Hidden within those speeches (and their after-arguments) were Politics. Politics conservative and liberal to the alt-degrees, in rough outlines, communism to capitalism, xenophobic to xenophilic. Moderates didn’t have a chance. We didn’t know they had names, much less the parties to which they arbitrarily belonged. Many of the subjects spoke virtually to economics, world food distribution, city planning, taxes, animal protection, labor, deregulation, lawmaking, health care, women’s rights … ( I once spoke on “Ladies Can Be Bus Drivers Too” thinking it would be taken as humorous – never heard the end of that one, but strangely enough, the pragmatic argument before the days of power steering “they’re not strong enough” is raised every few years in San Francisco when the question arises: “Where are the women cable car workers?” .The answer is San Francisco’s 2nd female gripman in 140 years began in 2010 operating the various hand and foot controls that propel and stop the 15,500-pound vehicles. The job is there for anyone who can do it.)

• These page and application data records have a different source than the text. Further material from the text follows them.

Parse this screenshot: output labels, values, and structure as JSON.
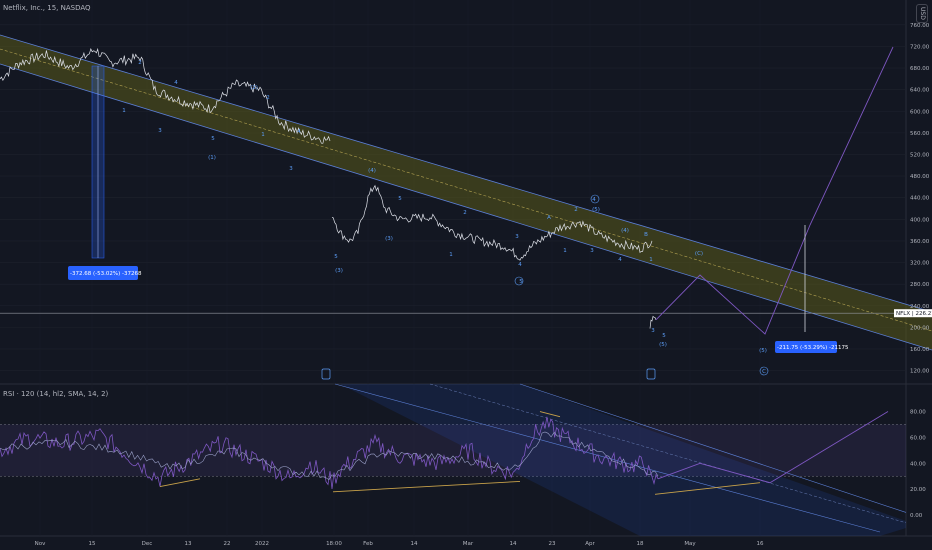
{
  "header": {
    "title": "Netflix, Inc., 15, NASDAQ",
    "currency": "USD"
  },
  "rsi": {
    "title": "RSI · 120 (14, hl2, SMA, 14, 2)"
  },
  "chart_data": [
    {
      "type": "line",
      "name": "price",
      "ylim": [
        110,
        780
      ],
      "y_ticks": [
        120,
        160,
        200,
        240,
        280,
        320,
        360,
        400,
        440,
        480,
        520,
        560,
        600,
        640,
        680,
        720,
        760
      ],
      "y_tick_labels": [
        "120.00",
        "160.00",
        "200.00",
        "240.00",
        "280.00",
        "320.00",
        "360.00",
        "400.00",
        "440.00",
        "480.00",
        "520.00",
        "560.00",
        "600.00",
        "640.00",
        "680.00",
        "720.00",
        "760.00"
      ],
      "x_tick_labels": [
        "Nov",
        "15",
        "Dec",
        "13",
        "22",
        "2022",
        "18:00",
        "Feb",
        "14",
        "Mar",
        "14",
        "23",
        "Apr",
        "18",
        "May",
        "16"
      ],
      "last_price_label": "NFLX",
      "last_price": "226.21",
      "measure_1": "-372.68 (-53.02%) -37268",
      "measure_2": "-211.75 (-53.29%) -21175",
      "wave_labels": [
        "1",
        "2",
        "3",
        "4",
        "5",
        "(1)",
        "(2)",
        "1",
        "2",
        "3",
        "4",
        "5",
        "(3)",
        "(4)",
        "5",
        "(3)",
        "1",
        "2",
        "3",
        "4",
        "5",
        "A",
        "1",
        "2",
        "3",
        "4",
        "(5)",
        "B",
        "(C)",
        "(4)",
        "4",
        "1",
        "3",
        "5",
        "(5)",
        "(5)",
        "C"
      ]
    },
    {
      "type": "line",
      "name": "RSI",
      "ylim": [
        -10,
        92
      ],
      "y_ticks": [
        0,
        20,
        40,
        60,
        80
      ],
      "y_tick_labels": [
        "0.00",
        "20.00",
        "40.00",
        "60.00",
        "80.00"
      ]
    }
  ],
  "colors": {
    "background": "#131722",
    "price": "#e0e3eb",
    "channel": "#2962ff",
    "channel_fill": "#5a5a1a",
    "rsi": "#7e57c2",
    "projection": "#7e57c2",
    "measure_label": "#2962ff"
  }
}
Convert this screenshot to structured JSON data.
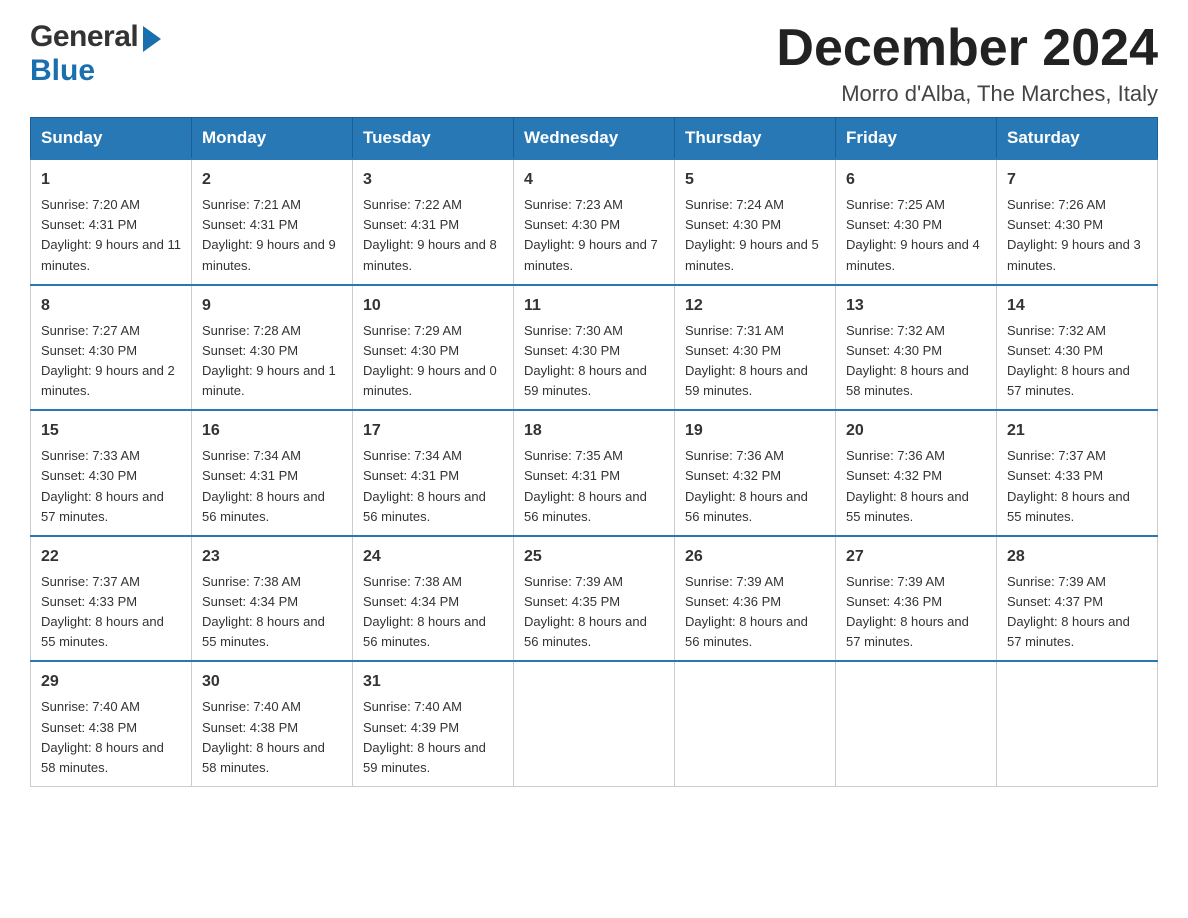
{
  "header": {
    "logo_line1": "General",
    "logo_line2": "Blue",
    "month_title": "December 2024",
    "subtitle": "Morro d'Alba, The Marches, Italy"
  },
  "columns": [
    "Sunday",
    "Monday",
    "Tuesday",
    "Wednesday",
    "Thursday",
    "Friday",
    "Saturday"
  ],
  "weeks": [
    [
      {
        "day": "1",
        "sunrise": "7:20 AM",
        "sunset": "4:31 PM",
        "daylight": "9 hours and 11 minutes."
      },
      {
        "day": "2",
        "sunrise": "7:21 AM",
        "sunset": "4:31 PM",
        "daylight": "9 hours and 9 minutes."
      },
      {
        "day": "3",
        "sunrise": "7:22 AM",
        "sunset": "4:31 PM",
        "daylight": "9 hours and 8 minutes."
      },
      {
        "day": "4",
        "sunrise": "7:23 AM",
        "sunset": "4:30 PM",
        "daylight": "9 hours and 7 minutes."
      },
      {
        "day": "5",
        "sunrise": "7:24 AM",
        "sunset": "4:30 PM",
        "daylight": "9 hours and 5 minutes."
      },
      {
        "day": "6",
        "sunrise": "7:25 AM",
        "sunset": "4:30 PM",
        "daylight": "9 hours and 4 minutes."
      },
      {
        "day": "7",
        "sunrise": "7:26 AM",
        "sunset": "4:30 PM",
        "daylight": "9 hours and 3 minutes."
      }
    ],
    [
      {
        "day": "8",
        "sunrise": "7:27 AM",
        "sunset": "4:30 PM",
        "daylight": "9 hours and 2 minutes."
      },
      {
        "day": "9",
        "sunrise": "7:28 AM",
        "sunset": "4:30 PM",
        "daylight": "9 hours and 1 minute."
      },
      {
        "day": "10",
        "sunrise": "7:29 AM",
        "sunset": "4:30 PM",
        "daylight": "9 hours and 0 minutes."
      },
      {
        "day": "11",
        "sunrise": "7:30 AM",
        "sunset": "4:30 PM",
        "daylight": "8 hours and 59 minutes."
      },
      {
        "day": "12",
        "sunrise": "7:31 AM",
        "sunset": "4:30 PM",
        "daylight": "8 hours and 59 minutes."
      },
      {
        "day": "13",
        "sunrise": "7:32 AM",
        "sunset": "4:30 PM",
        "daylight": "8 hours and 58 minutes."
      },
      {
        "day": "14",
        "sunrise": "7:32 AM",
        "sunset": "4:30 PM",
        "daylight": "8 hours and 57 minutes."
      }
    ],
    [
      {
        "day": "15",
        "sunrise": "7:33 AM",
        "sunset": "4:30 PM",
        "daylight": "8 hours and 57 minutes."
      },
      {
        "day": "16",
        "sunrise": "7:34 AM",
        "sunset": "4:31 PM",
        "daylight": "8 hours and 56 minutes."
      },
      {
        "day": "17",
        "sunrise": "7:34 AM",
        "sunset": "4:31 PM",
        "daylight": "8 hours and 56 minutes."
      },
      {
        "day": "18",
        "sunrise": "7:35 AM",
        "sunset": "4:31 PM",
        "daylight": "8 hours and 56 minutes."
      },
      {
        "day": "19",
        "sunrise": "7:36 AM",
        "sunset": "4:32 PM",
        "daylight": "8 hours and 56 minutes."
      },
      {
        "day": "20",
        "sunrise": "7:36 AM",
        "sunset": "4:32 PM",
        "daylight": "8 hours and 55 minutes."
      },
      {
        "day": "21",
        "sunrise": "7:37 AM",
        "sunset": "4:33 PM",
        "daylight": "8 hours and 55 minutes."
      }
    ],
    [
      {
        "day": "22",
        "sunrise": "7:37 AM",
        "sunset": "4:33 PM",
        "daylight": "8 hours and 55 minutes."
      },
      {
        "day": "23",
        "sunrise": "7:38 AM",
        "sunset": "4:34 PM",
        "daylight": "8 hours and 55 minutes."
      },
      {
        "day": "24",
        "sunrise": "7:38 AM",
        "sunset": "4:34 PM",
        "daylight": "8 hours and 56 minutes."
      },
      {
        "day": "25",
        "sunrise": "7:39 AM",
        "sunset": "4:35 PM",
        "daylight": "8 hours and 56 minutes."
      },
      {
        "day": "26",
        "sunrise": "7:39 AM",
        "sunset": "4:36 PM",
        "daylight": "8 hours and 56 minutes."
      },
      {
        "day": "27",
        "sunrise": "7:39 AM",
        "sunset": "4:36 PM",
        "daylight": "8 hours and 57 minutes."
      },
      {
        "day": "28",
        "sunrise": "7:39 AM",
        "sunset": "4:37 PM",
        "daylight": "8 hours and 57 minutes."
      }
    ],
    [
      {
        "day": "29",
        "sunrise": "7:40 AM",
        "sunset": "4:38 PM",
        "daylight": "8 hours and 58 minutes."
      },
      {
        "day": "30",
        "sunrise": "7:40 AM",
        "sunset": "4:38 PM",
        "daylight": "8 hours and 58 minutes."
      },
      {
        "day": "31",
        "sunrise": "7:40 AM",
        "sunset": "4:39 PM",
        "daylight": "8 hours and 59 minutes."
      },
      null,
      null,
      null,
      null
    ]
  ],
  "labels": {
    "sunrise": "Sunrise:",
    "sunset": "Sunset:",
    "daylight": "Daylight:"
  }
}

What I (we) learned in elementary school translated into more concrete information in high school, including the reasons for behaving with respect towards the members of our government, regardless of whether we agreed with them or not. By college, I was able to stand against McCarthy’s burning in effigy, glad that I was that he was no more. but aware that he hadn’t stood alone, and that insulting his memory was not going to make dialog any easier.
This is the foundation of opinion: Civics and Debate. This is what seems to be missing now … so we get kids mouthing their parents’ slogans, making public gestures of refutation without understanding the way our country functions much less respecting the people who make it run, however jerkily.
We learned one thing – clearly and absolutely – way back in grammar school, without even being aware of it, that bi-partisanship was the only way to go. From that base it was inevitable to see that one way of thinking didn’t hack it, whatever the church or manifesto said: that it was dangerous NOT to understand what the other side was thinking, and NOT to be willing and able to debate; that it was fatal NOT to continue to inform that opinion for our lifetime. Those people and those governments that have only one side eventually tip over. Some days in the USA, I feel I am losing my balance . . . .